There are more than 6,000 bars in New York City. About 200 of them get regular press. This column is about the other ones. Robert Simonson, a journalist and blogger of the drinking life, and the originator of the "A Beer At..." column, takes a peek inside Gotham’s more anonymous watering holes, one by one.
The words on the windows outside Brandy's Piano Bar, tucked on a quiet block of E. 84th Street, read "Same Old Brandy's" and "Good Time Saloon." As you can deduce from those two messages, Brandy's has been around a while, and what you find inside in terms of entertainment is on the old-fashioned, even slightly corny side. But few watering holes in the city are more comfortable and welcoming to their regulars.
The beefy, but sweet-natured bartender, Joe, serves his middle-aged barflies with a "honey" and "darling" or "bitch," depending on the nature of the remark they just made. (And they've always just made a remark, usually of the double-entendre variety.) When Eric Clapton's "Wonderful Tonight" comes on the radio, and a patron asks "Don't you think this is just the most beautiful song ever?," Joe answers "No."
Joe also sings, as do all the waitstaff at Brandy's, lending their voices to whomever the nightly pianist might be. But Joe won't sing tonight; he's under the weather. Besides, he's got Maria, the new waitress, to train. Though it's her first night, Maria already seems to be known by the regulars. She passes around pictures of her girlfriend on her cell phone. A man walks in from taking a smoke on the sidewalk. "There were three marines hovering around out there," he says. "It's Fleet Week," observed Joe. "I sent them down to Trinity Pub," continues the smoker. "I blew it."
Brandy's bar is old. Its lighting fixtures are old. Its coat hooks are old. The framed pictures of antique French aperitif ads are old. There's always been a bar at this address; some tell me a speakeasy operated in this space during Prohibition. It was just plain old Brandy's in the 1960s and '70s, a singles bar that served all-you-can-eat mussels and clams on Monday nights. In 1980, it was taken over by owners of the Duplex in Greenwich Village, and became Brandy's Piano Bar. Recently, it took on a literary patina. Perkus Tooth, the reclusive, rock critic hero of Jonathan Lethem's "Chronic City," lives in an apartment above Brandy's. Perkus never goes into the bar.
Michael Isaacs, the entertainment for the evening, bursts in, a ball of antic energy. Dressed in a t-shirt and baggy cargo shorts, with purposefully unkempt blonde hair, he looks like Owen Wilson and acts like Woody Allen. He futzes around with the lighting equipment around the black upright piano—which sits opposite the beaten old bar, surrounding by small, round, black cafe tables—and gathers up a store of water bottles and tiny cans of pineapple juice.
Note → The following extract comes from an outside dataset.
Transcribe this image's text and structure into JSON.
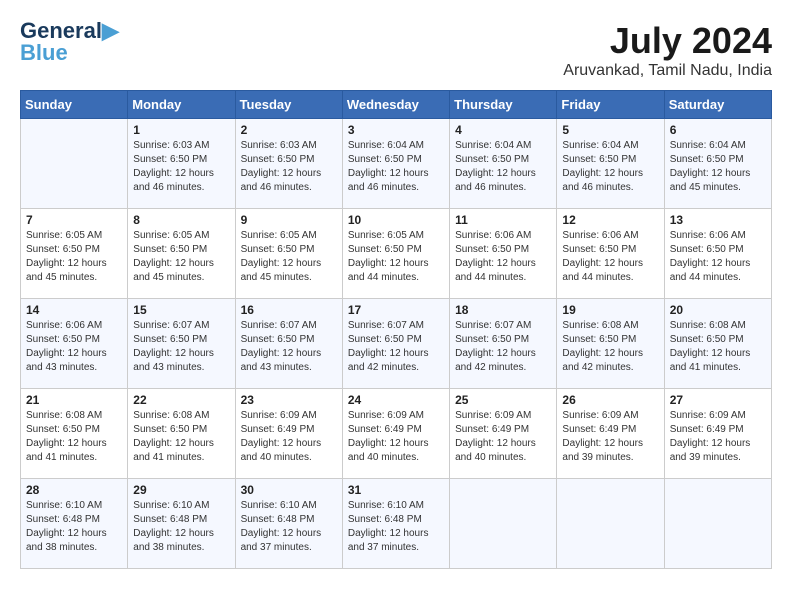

Maria takes these to wash in the bathroom sink. "Oh, Maria," calls Michael, "you don't have to participate in my neurosis."
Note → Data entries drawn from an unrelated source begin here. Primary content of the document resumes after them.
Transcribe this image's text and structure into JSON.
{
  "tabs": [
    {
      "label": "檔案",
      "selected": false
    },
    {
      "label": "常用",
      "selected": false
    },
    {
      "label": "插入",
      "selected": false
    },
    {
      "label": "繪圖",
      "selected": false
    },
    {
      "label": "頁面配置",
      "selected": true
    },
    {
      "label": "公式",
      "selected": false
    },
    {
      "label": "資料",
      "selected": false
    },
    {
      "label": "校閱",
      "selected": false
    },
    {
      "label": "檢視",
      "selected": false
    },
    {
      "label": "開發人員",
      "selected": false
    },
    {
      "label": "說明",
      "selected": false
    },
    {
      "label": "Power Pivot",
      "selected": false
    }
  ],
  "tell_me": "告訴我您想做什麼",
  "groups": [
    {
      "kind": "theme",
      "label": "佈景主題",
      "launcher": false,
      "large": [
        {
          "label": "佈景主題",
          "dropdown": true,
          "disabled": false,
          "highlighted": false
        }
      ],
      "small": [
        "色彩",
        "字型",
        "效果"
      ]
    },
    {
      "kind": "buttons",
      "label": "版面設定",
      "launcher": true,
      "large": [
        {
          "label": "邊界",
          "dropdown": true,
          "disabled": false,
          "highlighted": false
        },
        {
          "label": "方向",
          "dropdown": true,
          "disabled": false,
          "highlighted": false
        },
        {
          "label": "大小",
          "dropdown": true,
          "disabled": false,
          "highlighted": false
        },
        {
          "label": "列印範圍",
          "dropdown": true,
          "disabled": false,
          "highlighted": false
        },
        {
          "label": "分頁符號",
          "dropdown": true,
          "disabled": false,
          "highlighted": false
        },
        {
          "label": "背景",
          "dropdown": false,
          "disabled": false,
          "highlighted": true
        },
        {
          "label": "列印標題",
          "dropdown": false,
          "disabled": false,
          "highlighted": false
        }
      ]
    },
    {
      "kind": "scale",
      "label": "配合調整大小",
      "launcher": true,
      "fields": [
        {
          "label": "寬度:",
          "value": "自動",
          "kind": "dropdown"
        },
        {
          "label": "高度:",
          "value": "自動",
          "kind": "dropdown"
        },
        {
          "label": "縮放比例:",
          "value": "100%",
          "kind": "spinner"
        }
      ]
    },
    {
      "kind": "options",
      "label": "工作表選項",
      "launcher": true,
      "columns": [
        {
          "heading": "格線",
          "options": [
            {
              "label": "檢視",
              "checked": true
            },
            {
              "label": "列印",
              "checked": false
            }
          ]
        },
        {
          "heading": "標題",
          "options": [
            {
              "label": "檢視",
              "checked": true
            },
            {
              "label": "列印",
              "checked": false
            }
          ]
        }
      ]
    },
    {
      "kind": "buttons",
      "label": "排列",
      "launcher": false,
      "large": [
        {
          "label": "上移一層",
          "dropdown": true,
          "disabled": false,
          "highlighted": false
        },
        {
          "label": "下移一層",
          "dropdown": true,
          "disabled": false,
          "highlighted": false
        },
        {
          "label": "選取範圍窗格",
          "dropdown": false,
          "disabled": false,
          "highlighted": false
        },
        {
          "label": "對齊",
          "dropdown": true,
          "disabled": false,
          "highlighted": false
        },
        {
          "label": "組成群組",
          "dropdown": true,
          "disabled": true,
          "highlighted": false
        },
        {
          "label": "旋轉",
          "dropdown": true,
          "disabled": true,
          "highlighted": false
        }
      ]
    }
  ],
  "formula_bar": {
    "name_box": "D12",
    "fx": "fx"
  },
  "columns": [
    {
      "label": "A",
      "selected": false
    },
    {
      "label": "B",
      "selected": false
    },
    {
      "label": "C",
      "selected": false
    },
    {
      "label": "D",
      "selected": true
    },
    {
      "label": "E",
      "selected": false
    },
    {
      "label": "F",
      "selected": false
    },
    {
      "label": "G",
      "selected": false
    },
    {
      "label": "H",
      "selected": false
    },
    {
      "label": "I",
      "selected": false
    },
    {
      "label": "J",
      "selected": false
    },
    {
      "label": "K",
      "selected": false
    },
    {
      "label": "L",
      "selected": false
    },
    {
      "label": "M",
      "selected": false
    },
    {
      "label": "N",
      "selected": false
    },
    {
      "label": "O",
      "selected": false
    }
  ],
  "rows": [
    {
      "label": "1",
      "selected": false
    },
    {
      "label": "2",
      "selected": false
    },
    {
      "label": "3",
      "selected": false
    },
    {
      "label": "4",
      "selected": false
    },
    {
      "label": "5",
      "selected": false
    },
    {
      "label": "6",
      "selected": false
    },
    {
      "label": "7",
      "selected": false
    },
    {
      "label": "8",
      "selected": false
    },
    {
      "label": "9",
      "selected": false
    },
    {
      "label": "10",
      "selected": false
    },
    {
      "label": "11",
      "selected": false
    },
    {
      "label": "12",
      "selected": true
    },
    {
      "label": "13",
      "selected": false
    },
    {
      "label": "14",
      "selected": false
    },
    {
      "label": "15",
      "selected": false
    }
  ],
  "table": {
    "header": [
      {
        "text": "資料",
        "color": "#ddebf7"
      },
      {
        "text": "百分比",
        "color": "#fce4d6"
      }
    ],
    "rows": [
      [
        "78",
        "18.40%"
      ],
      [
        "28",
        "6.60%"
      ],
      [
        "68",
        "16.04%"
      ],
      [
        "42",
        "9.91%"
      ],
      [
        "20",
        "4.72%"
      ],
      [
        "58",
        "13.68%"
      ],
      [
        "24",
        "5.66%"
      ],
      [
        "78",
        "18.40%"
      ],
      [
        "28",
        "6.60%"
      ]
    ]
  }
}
Brandy's clientele is primarily gay, but, once the music starts (around 9:30 or so) the crowd grows more heterogeneous, with straight couples and tired businessmen added to the mix. Later on, a group of plastered yahoos and their girls wander in and proceed to ignore every sign in the place ("No Dancing," "Please Keep Talk to a Minimum Out of Respect to the Singers," "No Cell Phone Use. Take It Outside"). "Take a seat," says Maria, "There's a million of 'em."
Isaacs—who shoots tart barbs and dagger-eyed glances in the yahoos' direction between songs—hits the keys like a hammer, and sails through top-volume, big-hearted versions of songs by the Beach Boys, The Bee Gees, Prince. Maria, leaning against the bar, occasionally shakes a tambourine. Isaacs step out from behind the bar after every number and takes an elaborate, from-the-waist bow. The crowd claps warmly. "It's all about love," says Isaacs, "and alcohol."
— Robert Simonson